By Cory Bilton
DC Fire and Emergency Medical Services (“DC FEMS”) has been using Twitter to announce the occurrence of collisions and fires in the District of Columbia (and other, more pleasant things, too). Take a look at their Twitter feed (@DCFIREEMS) and you will see numerous reports of collisions involving vehicles, pedestrians, and bicyclists almost every day. Although the DC FEMS’s tweets are certainly not exhaustive, I was curious to look at a summary of a month’s worth of collision tweets. So I scrolled through every DC FEMS tweet from April 2015 to gain an overview of the collisions happening in Washington, DC.
DC FEMS Collision Tweets
These numbers surely undercount the actual number of collisions during the month of April. For example, there are hardly any tweets about collisions occurring on the weekends. I take this as a sign that DC FEMS does not have a weekend tweeter, rather than a sign that there are no collisions on Saturday or Sunday. Also, since the tweets come from DC FEMS, these statistics do not count any collision where no one calls for an ambulance.

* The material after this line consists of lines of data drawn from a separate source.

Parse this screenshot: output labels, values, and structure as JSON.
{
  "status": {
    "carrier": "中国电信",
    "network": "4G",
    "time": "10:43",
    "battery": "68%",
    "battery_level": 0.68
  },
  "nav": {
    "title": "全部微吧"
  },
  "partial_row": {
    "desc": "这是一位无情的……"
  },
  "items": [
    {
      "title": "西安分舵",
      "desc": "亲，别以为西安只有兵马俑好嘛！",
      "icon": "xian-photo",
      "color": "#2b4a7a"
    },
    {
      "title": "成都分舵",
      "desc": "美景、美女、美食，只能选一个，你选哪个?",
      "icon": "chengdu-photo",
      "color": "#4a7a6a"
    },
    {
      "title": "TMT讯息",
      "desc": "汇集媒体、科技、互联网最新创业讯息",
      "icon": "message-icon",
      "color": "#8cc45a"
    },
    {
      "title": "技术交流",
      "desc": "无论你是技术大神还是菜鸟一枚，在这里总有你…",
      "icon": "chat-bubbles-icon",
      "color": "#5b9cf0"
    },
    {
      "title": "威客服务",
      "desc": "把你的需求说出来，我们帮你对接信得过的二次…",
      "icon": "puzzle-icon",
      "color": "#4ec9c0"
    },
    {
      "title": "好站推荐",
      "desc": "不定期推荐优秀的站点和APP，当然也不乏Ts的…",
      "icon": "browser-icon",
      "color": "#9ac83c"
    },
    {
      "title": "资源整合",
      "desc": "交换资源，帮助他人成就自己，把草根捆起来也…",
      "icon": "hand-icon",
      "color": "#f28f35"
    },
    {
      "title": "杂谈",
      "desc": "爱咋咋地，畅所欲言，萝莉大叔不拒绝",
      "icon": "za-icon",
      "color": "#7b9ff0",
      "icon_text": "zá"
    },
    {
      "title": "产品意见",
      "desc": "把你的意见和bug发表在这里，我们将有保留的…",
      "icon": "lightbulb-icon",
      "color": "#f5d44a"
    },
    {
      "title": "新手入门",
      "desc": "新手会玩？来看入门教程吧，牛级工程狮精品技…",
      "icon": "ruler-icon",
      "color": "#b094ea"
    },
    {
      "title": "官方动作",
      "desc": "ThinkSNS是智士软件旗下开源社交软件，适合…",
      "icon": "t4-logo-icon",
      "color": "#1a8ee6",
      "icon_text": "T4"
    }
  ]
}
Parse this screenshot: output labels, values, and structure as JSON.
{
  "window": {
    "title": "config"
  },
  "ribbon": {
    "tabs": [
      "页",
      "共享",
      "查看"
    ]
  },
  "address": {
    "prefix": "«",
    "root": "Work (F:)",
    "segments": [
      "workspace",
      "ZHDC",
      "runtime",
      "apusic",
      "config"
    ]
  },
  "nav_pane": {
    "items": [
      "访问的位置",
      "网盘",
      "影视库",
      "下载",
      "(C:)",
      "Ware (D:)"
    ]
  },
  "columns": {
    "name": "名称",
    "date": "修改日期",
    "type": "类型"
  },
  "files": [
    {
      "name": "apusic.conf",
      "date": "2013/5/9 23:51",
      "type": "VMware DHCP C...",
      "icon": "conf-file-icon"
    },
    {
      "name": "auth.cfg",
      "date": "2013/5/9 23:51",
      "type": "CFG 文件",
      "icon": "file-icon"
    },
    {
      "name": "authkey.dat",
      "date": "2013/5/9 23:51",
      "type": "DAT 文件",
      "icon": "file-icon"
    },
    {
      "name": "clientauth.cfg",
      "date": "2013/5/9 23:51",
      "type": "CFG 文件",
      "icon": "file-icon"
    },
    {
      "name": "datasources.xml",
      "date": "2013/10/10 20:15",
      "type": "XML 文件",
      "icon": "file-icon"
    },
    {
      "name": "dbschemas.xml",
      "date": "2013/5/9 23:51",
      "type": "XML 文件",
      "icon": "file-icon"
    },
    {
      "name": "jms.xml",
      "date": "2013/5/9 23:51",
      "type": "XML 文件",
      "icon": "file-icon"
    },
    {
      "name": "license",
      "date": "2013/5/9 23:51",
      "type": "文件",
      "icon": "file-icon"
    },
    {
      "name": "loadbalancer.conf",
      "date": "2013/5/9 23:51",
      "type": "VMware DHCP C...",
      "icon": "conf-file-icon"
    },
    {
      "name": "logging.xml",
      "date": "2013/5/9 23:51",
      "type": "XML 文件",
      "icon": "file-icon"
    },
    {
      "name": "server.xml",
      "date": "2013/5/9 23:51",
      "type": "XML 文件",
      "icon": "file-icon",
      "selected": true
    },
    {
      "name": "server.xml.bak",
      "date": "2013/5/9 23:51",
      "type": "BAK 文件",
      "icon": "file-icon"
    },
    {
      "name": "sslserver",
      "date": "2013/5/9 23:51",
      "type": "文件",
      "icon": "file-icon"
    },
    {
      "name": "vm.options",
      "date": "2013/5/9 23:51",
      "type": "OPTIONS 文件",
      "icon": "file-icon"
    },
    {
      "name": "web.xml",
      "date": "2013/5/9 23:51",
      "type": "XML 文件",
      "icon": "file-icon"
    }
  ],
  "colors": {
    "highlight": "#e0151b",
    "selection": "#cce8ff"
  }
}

Other than the weekends, there were only 5 days in April where no pedestrians or bicyclists were struck. Is there something unique about these five days or is this random? I notice that all five days reported some rainfall, but surely there was rainfall on other April days as well.
It is good to see so few bicycle collisions. Few bicycle collisions could mean that bicyclists and vehicles are obeying the rules and therefore avoiding collisions. However, it could also be the result of there being so few people riding bicycles. Since April is typically a month when the weather keeps many people from riding yet, I suspect that the number will be low by comparison with May.
Here is the bicyclist and pedestrian collision data by quadrant where the crash took place:
Since the NW quadrant is the largest and the location of most all of the downtown area, it is not surprising to me that is where most of the bicyclist and pedestrian collisions occur. It is a little surprising that the collision numbers for the NE and SE quadrants are not closer. I thought NE and SE were very similar in both size and population, so I would assume collisions occur with similar frequency. Maybe there are fewer pedestrians and bicyclists in SE? Or maybe after a collision, there are fewer calls to DC FEMS? Without more information, I can only guess.
With only a single month of data to look at, it is hard to know if April is a typical month in terms of collisions. As spring gives way to summer, I anticipate that there will be greater numbers of pedestrian and bicycle collisions as people get outside more often. DC FEMS collision tweets give us an interesting snapshot of something that happens all around us almost every day, but which few of us pay much attention.
Please read this blog’s disclaimer.